RAW DATA
★ ★ ★ ★ ★ ★ ★

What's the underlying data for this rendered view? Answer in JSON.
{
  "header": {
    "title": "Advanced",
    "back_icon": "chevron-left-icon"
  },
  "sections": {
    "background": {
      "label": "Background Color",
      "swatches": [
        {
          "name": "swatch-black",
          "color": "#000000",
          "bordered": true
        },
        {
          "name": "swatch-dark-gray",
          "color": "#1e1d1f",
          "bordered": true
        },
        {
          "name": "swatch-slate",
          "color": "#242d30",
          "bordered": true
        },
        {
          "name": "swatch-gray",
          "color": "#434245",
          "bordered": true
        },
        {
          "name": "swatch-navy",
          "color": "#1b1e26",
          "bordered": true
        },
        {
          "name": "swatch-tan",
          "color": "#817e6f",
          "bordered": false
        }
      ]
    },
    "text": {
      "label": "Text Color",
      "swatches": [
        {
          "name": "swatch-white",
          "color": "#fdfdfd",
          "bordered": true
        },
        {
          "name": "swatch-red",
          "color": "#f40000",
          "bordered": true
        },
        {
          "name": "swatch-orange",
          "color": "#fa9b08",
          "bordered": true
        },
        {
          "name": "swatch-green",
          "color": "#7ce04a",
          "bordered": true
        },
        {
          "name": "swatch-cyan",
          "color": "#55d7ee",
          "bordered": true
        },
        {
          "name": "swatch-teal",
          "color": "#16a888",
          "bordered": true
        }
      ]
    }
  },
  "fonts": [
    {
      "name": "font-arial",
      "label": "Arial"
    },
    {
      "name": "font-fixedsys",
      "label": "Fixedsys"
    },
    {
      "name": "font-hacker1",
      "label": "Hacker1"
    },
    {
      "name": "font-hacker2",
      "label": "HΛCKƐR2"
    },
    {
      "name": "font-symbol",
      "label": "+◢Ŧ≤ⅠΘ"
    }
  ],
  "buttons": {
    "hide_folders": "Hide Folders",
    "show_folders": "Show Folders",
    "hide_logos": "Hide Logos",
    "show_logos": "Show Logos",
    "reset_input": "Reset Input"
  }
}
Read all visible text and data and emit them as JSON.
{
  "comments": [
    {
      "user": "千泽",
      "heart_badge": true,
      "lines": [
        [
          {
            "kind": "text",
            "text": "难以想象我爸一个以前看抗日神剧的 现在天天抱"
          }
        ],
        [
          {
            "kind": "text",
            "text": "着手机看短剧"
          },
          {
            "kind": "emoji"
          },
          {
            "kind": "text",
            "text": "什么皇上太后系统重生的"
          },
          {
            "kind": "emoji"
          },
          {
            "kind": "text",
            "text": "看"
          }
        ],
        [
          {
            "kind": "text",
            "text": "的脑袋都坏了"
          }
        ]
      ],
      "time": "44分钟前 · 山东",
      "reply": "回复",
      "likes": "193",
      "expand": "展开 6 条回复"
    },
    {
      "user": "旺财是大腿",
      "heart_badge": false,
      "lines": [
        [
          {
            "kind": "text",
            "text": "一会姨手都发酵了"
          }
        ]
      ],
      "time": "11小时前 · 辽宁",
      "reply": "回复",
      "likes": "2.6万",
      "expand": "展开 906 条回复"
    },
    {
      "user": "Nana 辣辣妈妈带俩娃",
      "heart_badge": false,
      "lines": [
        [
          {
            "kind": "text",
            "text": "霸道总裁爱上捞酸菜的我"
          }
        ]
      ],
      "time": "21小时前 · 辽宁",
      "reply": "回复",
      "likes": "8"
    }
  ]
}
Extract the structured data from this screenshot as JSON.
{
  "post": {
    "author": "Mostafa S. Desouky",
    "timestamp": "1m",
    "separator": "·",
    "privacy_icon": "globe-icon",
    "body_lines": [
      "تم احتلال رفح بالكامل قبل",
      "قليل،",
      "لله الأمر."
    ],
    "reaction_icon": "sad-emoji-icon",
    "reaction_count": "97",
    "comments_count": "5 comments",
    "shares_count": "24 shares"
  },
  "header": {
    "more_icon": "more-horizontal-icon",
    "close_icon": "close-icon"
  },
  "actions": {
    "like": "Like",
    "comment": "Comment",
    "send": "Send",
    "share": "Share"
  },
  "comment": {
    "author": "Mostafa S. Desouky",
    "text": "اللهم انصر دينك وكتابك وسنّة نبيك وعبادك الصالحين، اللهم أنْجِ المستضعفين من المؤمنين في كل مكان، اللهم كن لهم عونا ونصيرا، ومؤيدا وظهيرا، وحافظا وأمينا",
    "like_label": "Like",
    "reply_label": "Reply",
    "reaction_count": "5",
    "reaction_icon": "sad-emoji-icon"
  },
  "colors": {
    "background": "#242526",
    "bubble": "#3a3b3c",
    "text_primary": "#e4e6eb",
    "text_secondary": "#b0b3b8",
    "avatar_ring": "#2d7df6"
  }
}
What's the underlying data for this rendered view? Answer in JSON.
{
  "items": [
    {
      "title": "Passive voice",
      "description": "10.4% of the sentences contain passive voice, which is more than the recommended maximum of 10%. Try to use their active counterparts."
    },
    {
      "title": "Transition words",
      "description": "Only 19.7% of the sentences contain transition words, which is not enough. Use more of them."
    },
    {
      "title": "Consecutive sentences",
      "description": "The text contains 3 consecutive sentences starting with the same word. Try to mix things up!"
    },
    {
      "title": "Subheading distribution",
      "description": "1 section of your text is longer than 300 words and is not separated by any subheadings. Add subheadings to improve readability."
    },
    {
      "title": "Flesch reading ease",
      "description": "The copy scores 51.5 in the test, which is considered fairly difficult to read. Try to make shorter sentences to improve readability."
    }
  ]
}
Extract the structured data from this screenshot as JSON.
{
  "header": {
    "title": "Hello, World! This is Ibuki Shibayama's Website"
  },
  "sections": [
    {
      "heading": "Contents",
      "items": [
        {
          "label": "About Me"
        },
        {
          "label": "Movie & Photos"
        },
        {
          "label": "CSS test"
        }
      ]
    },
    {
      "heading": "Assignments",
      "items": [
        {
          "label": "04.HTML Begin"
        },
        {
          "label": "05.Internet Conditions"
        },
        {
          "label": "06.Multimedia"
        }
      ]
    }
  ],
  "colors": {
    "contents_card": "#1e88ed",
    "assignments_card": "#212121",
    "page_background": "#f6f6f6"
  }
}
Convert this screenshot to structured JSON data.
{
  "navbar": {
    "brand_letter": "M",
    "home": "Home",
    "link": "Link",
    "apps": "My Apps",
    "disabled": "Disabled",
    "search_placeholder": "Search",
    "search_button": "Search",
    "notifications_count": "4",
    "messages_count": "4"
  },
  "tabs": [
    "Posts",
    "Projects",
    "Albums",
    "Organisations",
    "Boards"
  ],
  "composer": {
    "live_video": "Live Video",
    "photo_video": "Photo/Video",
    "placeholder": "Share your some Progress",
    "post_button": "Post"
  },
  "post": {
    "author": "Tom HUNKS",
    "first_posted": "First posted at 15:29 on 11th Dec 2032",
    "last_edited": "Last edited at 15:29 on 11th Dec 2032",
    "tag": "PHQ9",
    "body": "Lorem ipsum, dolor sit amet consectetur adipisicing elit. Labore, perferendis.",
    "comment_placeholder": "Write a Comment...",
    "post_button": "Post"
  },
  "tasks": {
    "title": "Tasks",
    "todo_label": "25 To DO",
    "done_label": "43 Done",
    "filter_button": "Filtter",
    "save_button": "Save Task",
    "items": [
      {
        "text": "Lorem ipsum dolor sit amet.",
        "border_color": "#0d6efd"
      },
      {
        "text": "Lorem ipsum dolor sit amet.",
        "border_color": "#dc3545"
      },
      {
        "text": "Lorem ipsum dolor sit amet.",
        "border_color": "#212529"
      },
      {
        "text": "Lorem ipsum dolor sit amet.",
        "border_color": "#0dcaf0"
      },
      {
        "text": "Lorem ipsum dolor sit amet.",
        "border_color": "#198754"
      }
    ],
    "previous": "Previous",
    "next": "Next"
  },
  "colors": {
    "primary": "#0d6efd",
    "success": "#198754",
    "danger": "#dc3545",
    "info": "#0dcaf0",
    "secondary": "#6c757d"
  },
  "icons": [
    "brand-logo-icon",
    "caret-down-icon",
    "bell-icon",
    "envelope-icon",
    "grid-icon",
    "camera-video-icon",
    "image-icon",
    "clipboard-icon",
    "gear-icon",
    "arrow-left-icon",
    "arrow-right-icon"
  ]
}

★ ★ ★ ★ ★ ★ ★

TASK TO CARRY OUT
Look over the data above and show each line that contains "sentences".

RESPONSE
      "description": "10.4% of the sentences contain passive voice, which is more than the recommended maximum of 10%. Try to use their active counterparts."
      "description": "Only 19.7% of the sentences contain transition words, which is not enough. Use more of them."
      "title": "Consecutive sentences",
      "description": "The text contains 3 consecutive sentences starting with the same word. Try to mix things up!"
      "description": "The copy scores 51.5 in the test, which is considered fairly difficult to read. Try to make shorter sentences to improve readability."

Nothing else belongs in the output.